Comparable to the people that we care for, employees need to feel supported and listened to. Also, policies, procedures, and training outcomes need to be re-visited and revised regularly to become firmly established. Structured supervisions, ‘in the moment’ conversations, appraisal systems, staff meeting, and training refresher courses are invaluable. In addition, ‘day to day’, ongoing expectation of ethical standards need to be embedded.
I work for ‘Us in a Bus’, an organisation that supports people with PMLD, complex needs and/or autism. We visit people in their homes or in a community space and, using creative, client lead and Intensive Interaction based methods, provide opportunities for people to express themselves and build relationships with others. We also offer training and consultancy, andcoaching and mentoring. We have an ‘Ethics & Conduct’ policy, the purpose of which is to engage with others in a way that embodies and reflects the principles of dignity and respect. Our four core conditions (simplified for the purpose of this article) are:-
Congruence – Between what is expected of the people we visit and what we expect of ourselves. Much is expected of them, including being observed, reviewed, reported about, encouraged to stretch their comfort zones. We should not expect less from ourselves.
Acceptance – Unconditional positive regard. We can separate our judgement of the behaviour from our value of the person. Acceptance is fostered by working relationships based on mutual support, active encouragement, trust and respect.

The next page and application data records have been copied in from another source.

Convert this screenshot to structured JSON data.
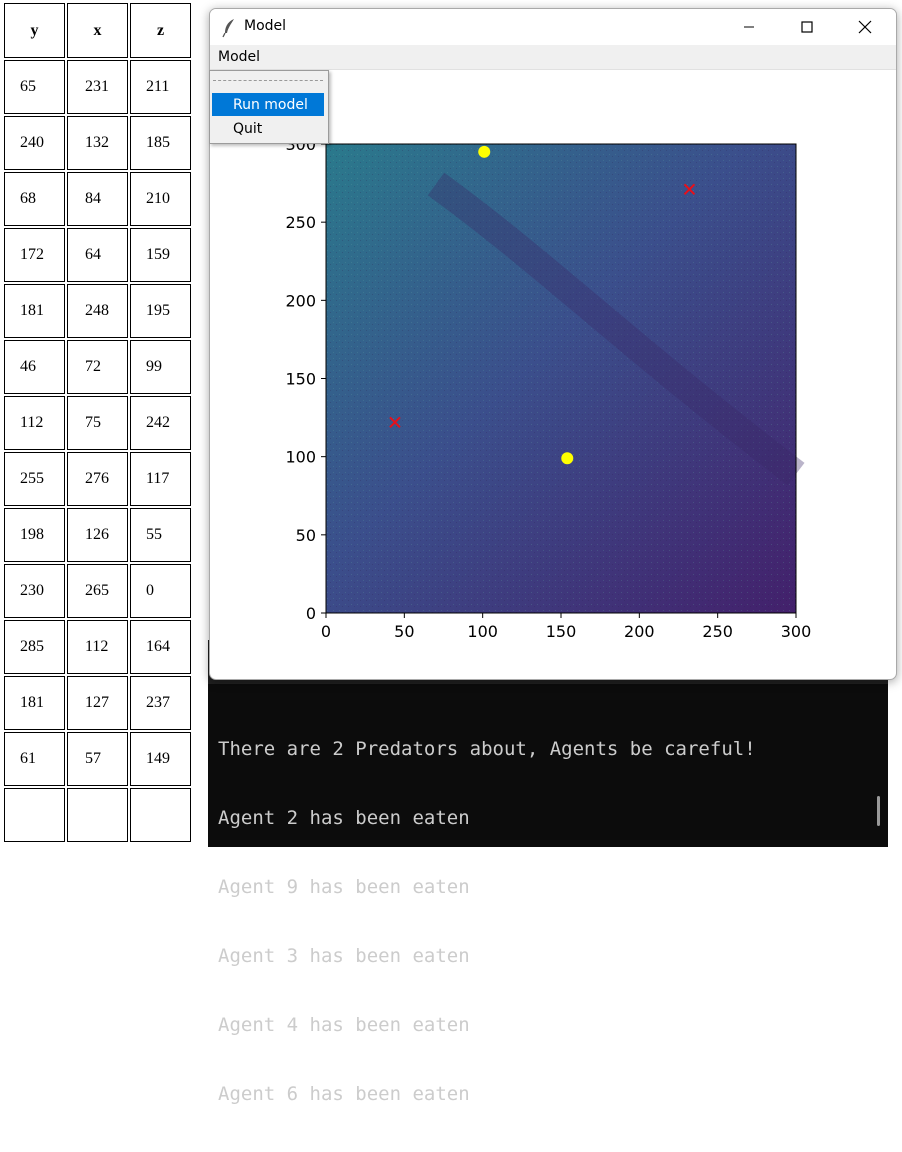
{
  "table": {
    "headers": [
      "y",
      "x",
      "z"
    ],
    "rows": [
      [
        "65",
        "231",
        "211"
      ],
      [
        "240",
        "132",
        "185"
      ],
      [
        "68",
        "84",
        "210"
      ],
      [
        "172",
        "64",
        "159"
      ],
      [
        "181",
        "248",
        "195"
      ],
      [
        "46",
        "72",
        "99"
      ],
      [
        "112",
        "75",
        "242"
      ],
      [
        "255",
        "276",
        "117"
      ],
      [
        "198",
        "126",
        "55"
      ],
      [
        "230",
        "265",
        "0"
      ],
      [
        "285",
        "112",
        "164"
      ],
      [
        "181",
        "127",
        "237"
      ],
      [
        "61",
        "57",
        "149"
      ]
    ]
  },
  "window": {
    "title": "Model",
    "icon": "feather-icon",
    "controls": [
      "minimize-icon",
      "maximize-icon",
      "close-icon"
    ],
    "menu": "Model"
  },
  "dropdown": {
    "items": [
      "Run model",
      "Quit"
    ],
    "selected": "Run model"
  },
  "terminal": {
    "lines": [
      "There are 2 Predators about, Agents be careful!",
      "Agent 2 has been eaten",
      "Agent 9 has been eaten",
      "Agent 3 has been eaten",
      "Agent 4 has been eaten",
      "Agent 6 has been eaten"
    ]
  },
  "chart_data": {
    "type": "scatter",
    "background": "heatmap (environment raster, viridis-like colormap)",
    "xlim": [
      0,
      300
    ],
    "ylim": [
      0,
      300
    ],
    "xticks": [
      "0",
      "50",
      "100",
      "150",
      "200",
      "250",
      "300"
    ],
    "yticks": [
      "0",
      "50",
      "100",
      "150",
      "200",
      "250",
      "300"
    ],
    "series": [
      {
        "marker": "circle",
        "color": "#ffff00",
        "points": [
          [
            101,
            295
          ],
          [
            154,
            99
          ]
        ]
      },
      {
        "marker": "x",
        "color": "#e8101a",
        "points": [
          [
            232,
            271
          ],
          [
            44,
            122
          ]
        ]
      }
    ],
    "colors": {
      "low": "#43206b",
      "mid": "#3b4f8c",
      "high": "#2a7a8c"
    }
  }
}
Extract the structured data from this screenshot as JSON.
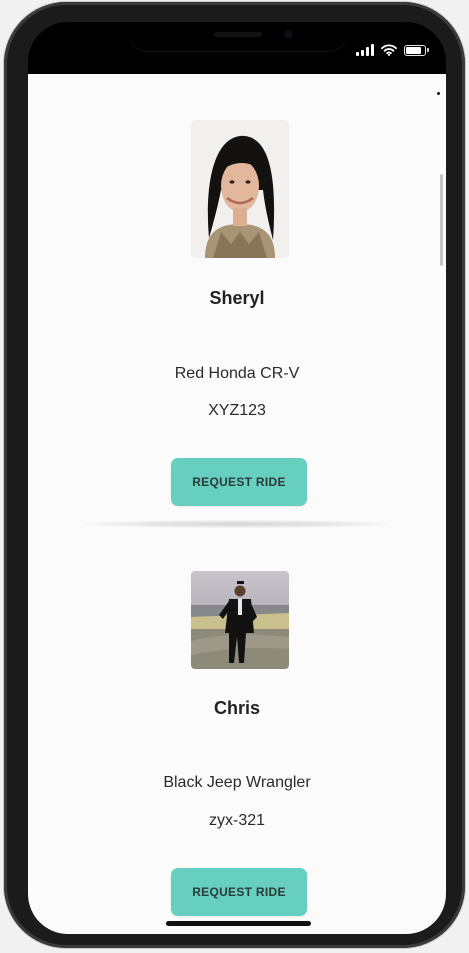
{
  "status_bar": {
    "icons": [
      "signal-icon",
      "wifi-icon",
      "battery-icon"
    ]
  },
  "drivers": [
    {
      "name": "Sheryl",
      "car": "Red Honda CR-V",
      "plate": "XYZ123",
      "button_label": "REQUEST RIDE",
      "photo": "driver-photo"
    },
    {
      "name": "Chris",
      "car": "Black Jeep Wrangler",
      "plate": "zyx-321",
      "button_label": "REQUEST RIDE",
      "photo": "driver-photo"
    }
  ],
  "colors": {
    "accent": "#66cfc0",
    "background": "#fbfbfb"
  }
}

Realness – Being real and genuine in all our interactions. It is then easier for others to recognise us, relate to us and be themselves. In this way, we can be truly equal with our service users and each other.
Empathy – Aiming to try to understand the person from their point of view. Hasty decisions do no one any favours.
The policy goes on to describe expected conduct from Us in a Bus Staff:
Communication – To keep all channels of connection and communication open.
Confidentiality – We have a duty of confidentiality to the people with whom we work and each other. Causes for concern should be reported through the right channels.
Awareness and sensitivity – With our service users. We should not make assumptions. When it is necessary to have specific information about a person, we get this from that person, from our observations and in co-operation with their support staff.
Working relationships – We work towards creating working relationships based on mutual support, active encouragement, trust and respect.
Reputation – We are all responsible for the good reputation of Us in a Bus.
The principles of our Code of Ethics are emblazoned on the wall of our office, and are referred to regularly! The four core conditions apply to our working relationships as well as those with the people that we visit. We also have a robust ‘feedback’ system whereby we are required to give both positive and, if necessary, negative feedback to each other. These discussions are not always easy, but are an unconditional part of our contract and, with practice and repetition, foster better practice and open, trusting relationships between colleagues.
So, as mentioned, creating and sustaining ‘ethical organisations’ to support people with PMLD is complex. However, I feel that, giving employees and the people they support continuous opportunities to learn, to revise their learning, to be heard, understood and supported, will result in improved relationships and more ethical organisations.
If you want to read more about how Us in a Bus evolved its ethical stance (chapter writtenby Janet Gurney, UIAB Director of Training) and about how other organisation strive to embed good practice, we recommend: